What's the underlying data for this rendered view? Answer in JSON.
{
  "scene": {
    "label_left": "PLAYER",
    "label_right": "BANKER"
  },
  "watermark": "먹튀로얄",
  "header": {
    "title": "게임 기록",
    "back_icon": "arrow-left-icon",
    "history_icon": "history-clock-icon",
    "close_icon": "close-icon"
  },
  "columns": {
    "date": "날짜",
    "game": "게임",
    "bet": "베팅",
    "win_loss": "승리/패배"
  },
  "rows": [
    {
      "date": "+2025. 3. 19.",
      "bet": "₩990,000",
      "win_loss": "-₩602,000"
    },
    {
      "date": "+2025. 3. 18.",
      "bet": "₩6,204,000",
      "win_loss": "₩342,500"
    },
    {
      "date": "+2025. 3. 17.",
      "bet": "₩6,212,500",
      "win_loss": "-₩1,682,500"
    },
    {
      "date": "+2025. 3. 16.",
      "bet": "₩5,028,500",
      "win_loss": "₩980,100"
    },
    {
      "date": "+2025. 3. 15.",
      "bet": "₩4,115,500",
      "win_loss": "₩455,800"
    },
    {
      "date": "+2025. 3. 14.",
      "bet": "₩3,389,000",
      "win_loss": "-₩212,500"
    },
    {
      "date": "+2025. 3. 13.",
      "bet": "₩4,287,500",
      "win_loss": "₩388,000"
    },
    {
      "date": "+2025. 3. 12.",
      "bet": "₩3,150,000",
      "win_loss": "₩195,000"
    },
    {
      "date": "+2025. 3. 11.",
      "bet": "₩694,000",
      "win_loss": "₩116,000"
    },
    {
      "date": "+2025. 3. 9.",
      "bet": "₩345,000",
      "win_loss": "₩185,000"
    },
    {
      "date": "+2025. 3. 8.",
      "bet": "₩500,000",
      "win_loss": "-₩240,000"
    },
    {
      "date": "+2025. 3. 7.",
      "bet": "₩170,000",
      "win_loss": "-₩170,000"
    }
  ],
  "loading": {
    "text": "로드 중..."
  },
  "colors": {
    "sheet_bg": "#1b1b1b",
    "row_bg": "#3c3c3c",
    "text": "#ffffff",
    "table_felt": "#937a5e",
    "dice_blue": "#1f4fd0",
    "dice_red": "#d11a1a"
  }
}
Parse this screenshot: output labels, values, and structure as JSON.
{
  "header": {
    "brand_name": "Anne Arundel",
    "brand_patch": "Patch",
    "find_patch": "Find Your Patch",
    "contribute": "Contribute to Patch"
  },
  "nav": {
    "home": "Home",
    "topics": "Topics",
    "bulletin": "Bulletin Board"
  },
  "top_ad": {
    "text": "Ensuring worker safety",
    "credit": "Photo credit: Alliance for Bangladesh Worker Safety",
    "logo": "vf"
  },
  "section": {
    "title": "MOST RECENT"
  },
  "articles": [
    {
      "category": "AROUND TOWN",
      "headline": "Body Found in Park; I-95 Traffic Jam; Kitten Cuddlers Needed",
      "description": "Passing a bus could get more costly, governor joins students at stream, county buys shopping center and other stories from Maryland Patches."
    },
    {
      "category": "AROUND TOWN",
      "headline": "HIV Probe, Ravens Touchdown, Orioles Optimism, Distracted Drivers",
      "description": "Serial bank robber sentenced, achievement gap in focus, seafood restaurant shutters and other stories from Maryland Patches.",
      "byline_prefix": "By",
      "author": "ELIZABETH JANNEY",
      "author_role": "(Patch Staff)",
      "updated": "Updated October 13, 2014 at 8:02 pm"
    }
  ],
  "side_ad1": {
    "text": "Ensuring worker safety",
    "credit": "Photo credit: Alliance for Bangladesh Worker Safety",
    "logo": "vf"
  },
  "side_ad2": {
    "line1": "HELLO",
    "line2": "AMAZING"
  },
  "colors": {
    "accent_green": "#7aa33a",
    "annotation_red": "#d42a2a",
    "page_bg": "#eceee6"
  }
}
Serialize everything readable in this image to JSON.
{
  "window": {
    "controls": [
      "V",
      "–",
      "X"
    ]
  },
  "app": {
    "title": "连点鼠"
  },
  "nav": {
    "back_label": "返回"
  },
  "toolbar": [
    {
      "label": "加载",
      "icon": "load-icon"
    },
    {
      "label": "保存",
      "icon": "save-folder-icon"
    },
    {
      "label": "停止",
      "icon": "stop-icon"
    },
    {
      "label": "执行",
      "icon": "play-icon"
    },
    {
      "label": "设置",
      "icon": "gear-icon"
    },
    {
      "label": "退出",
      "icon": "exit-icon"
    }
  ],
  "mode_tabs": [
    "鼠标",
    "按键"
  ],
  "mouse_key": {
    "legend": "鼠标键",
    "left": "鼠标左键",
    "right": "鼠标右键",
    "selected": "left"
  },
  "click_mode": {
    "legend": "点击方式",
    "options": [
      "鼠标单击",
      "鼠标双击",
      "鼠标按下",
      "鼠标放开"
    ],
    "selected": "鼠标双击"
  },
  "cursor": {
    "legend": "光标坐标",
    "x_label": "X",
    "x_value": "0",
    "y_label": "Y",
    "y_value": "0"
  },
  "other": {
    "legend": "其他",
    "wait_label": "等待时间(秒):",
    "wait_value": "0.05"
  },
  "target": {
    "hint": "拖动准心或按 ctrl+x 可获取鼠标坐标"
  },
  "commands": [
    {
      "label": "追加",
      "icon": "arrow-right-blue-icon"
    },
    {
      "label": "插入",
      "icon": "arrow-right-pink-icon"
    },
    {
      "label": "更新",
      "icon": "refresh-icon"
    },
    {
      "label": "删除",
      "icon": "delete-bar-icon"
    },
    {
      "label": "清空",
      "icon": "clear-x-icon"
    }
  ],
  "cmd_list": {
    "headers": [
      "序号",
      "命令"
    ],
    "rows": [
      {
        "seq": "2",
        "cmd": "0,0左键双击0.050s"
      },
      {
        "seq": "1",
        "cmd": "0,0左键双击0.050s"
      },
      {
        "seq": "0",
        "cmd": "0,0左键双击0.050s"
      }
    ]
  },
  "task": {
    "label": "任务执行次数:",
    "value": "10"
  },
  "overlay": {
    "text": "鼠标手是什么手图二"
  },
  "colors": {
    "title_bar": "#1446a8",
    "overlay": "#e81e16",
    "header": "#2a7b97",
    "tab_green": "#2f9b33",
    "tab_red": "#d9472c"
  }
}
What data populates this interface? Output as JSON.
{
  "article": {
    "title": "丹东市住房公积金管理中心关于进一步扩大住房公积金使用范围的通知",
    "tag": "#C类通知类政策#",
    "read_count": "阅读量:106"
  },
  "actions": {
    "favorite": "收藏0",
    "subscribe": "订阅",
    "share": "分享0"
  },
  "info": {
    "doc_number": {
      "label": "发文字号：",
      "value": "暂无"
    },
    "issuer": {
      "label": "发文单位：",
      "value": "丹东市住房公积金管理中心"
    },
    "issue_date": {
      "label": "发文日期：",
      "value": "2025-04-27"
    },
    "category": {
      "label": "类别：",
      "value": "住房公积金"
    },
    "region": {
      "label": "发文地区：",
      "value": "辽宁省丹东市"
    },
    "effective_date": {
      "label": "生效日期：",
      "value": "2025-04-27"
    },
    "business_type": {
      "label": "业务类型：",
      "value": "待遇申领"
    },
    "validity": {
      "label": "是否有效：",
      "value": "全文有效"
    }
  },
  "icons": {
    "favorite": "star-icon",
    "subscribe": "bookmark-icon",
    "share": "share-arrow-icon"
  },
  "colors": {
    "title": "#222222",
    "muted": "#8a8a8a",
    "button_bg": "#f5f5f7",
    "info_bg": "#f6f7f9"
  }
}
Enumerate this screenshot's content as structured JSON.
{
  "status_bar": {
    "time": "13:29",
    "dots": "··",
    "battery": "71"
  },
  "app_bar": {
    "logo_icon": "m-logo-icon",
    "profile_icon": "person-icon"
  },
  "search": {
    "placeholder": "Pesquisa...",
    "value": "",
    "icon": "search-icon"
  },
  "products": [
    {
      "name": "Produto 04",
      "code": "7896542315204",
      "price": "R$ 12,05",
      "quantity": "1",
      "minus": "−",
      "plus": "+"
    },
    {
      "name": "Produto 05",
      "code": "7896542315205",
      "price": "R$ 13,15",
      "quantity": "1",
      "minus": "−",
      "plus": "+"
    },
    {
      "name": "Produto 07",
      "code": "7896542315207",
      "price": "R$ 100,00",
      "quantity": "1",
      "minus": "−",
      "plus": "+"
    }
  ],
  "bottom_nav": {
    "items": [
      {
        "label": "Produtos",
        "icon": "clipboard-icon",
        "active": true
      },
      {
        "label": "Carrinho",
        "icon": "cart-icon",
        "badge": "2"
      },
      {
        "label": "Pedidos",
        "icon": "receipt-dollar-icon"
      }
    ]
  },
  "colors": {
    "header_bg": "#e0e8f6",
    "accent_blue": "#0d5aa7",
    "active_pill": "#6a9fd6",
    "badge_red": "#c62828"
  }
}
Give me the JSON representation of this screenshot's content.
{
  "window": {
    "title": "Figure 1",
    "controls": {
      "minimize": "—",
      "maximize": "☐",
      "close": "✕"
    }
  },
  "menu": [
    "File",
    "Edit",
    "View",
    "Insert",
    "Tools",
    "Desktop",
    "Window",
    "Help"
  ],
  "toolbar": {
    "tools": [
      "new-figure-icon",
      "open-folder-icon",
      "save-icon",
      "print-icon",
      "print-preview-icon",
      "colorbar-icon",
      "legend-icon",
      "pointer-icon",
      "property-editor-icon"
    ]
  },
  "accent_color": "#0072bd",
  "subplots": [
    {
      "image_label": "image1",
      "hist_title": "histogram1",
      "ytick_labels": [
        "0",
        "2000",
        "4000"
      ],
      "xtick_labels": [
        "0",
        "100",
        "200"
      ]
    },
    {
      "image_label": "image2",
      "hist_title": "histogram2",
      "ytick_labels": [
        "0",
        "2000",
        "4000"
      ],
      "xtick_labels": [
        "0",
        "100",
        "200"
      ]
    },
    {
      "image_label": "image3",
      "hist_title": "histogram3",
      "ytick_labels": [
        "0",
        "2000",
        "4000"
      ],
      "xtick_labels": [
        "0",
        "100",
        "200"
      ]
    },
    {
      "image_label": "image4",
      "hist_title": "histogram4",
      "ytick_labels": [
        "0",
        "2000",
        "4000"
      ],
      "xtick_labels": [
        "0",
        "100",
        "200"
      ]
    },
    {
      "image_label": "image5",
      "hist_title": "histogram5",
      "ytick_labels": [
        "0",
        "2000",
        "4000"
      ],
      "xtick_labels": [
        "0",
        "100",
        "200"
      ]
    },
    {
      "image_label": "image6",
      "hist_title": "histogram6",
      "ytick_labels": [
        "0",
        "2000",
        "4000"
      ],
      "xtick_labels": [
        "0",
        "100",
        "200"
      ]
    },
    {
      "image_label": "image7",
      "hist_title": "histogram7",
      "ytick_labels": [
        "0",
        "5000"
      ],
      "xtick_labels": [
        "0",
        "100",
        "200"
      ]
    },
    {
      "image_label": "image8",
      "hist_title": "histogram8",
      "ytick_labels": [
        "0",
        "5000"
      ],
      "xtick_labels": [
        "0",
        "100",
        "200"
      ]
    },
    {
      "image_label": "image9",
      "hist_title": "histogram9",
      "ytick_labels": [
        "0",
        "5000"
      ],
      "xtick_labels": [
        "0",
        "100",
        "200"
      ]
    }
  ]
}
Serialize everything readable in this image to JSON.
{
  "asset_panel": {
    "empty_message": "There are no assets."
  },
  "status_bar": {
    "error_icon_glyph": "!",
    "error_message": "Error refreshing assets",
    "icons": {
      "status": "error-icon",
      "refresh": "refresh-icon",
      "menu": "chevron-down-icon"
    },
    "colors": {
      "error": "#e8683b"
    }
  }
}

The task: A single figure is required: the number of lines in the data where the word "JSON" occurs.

Finished task: 7